Today, I want to share with you some of what I read this morning. The three articles referenced here represent that step forward and the two steps back.

First up… This article by ClizBiz, which I found over at Blogher, is an interview with Carrie Balkcom, executive director of the American Grassfed Association. I learned about the AGA’s new (?) symbol that its certified producers can use to label their products. I haven’t seen this symbol in a store in my area (yet?). But I hope I do, because it indicates adherence to production standards that are superior to those that follow the USDA definition of “grassfed.” Take a look, so you’ll know what you’re seeing if products labeled with this symbol show up near you.

Next, we move on to the category that leaves me wondering why there is no Darwin Award equivalent for corporations. There really should be. Perhaps we should start one. But what would we call it? The Species Suicide Award? Think on that while you read these gems…

 We take our first step backward with this article by William Neuman and Andrew Pollack at the New York Times. The authors introduce us to Eddie Anderson, a Tennessee farmer who has been strictly no-till for 15 years. Until now. This year, Anderson is plowing one-third of his land because of Roundup-resistant pigweed, which is so tenacious and sturdy that it damages harvesting equipment. And that’s in addition to growing three inches a day, reaching seven feet or more in height, and shading out crops. You can see Mr. Anderson’s problem. Thanks, Monsanto. Zombie pigweed. Niiiice.

And now, the latest rendition of greed-in-a-can. This article by Amy Gates is another one I picked up at Blogher. I have Gates to thank for introducing me to Mead-Johnson’s new Enfagrow Premium Chocolate Toddler Formula. That’s chocolate toddler formula for children ages 12 to 36 months. You know, the ages when children are supposed to be learning to eat whole foods. I know, you’re thinking “girl, I don’t even need to read that- I’ve heard enough,” but you’re wrong! Go read it, and be enlightened. Everybody should know just how low our boat is sinking.

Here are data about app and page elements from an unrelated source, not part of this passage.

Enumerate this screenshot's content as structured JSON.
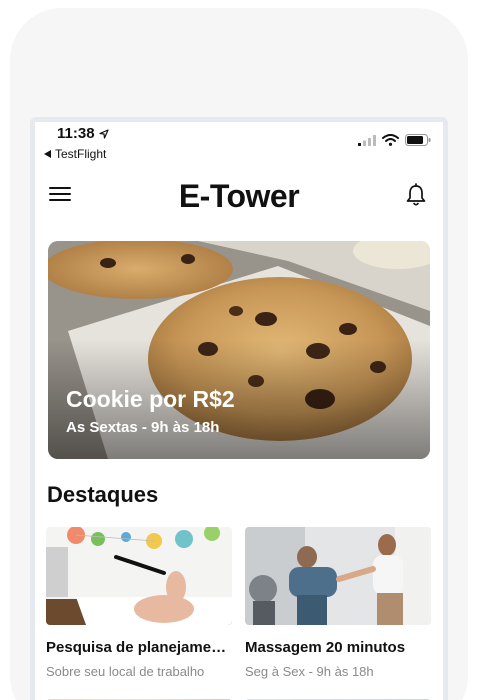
{
  "status_bar": {
    "time": "11:38",
    "back_label": "TestFlight"
  },
  "header": {
    "title": "E-Tower"
  },
  "hero": {
    "title": "Cookie por R$2",
    "subtitle": "As Sextas - 9h às 18h"
  },
  "highlights": {
    "title": "Destaques",
    "cards": [
      {
        "title": "Pesquisa de planejamento",
        "subtitle": "Sobre seu local de trabalho"
      },
      {
        "title": "Massagem 20 minutos",
        "subtitle": "Seg à Sex - 9h às 18h"
      }
    ]
  },
  "colors": {
    "text": "#111111",
    "muted": "#8a8a8a",
    "background": "#ffffff",
    "frame": "#f6f6f6"
  }
}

Then come back here and let me know who you nominate for the award.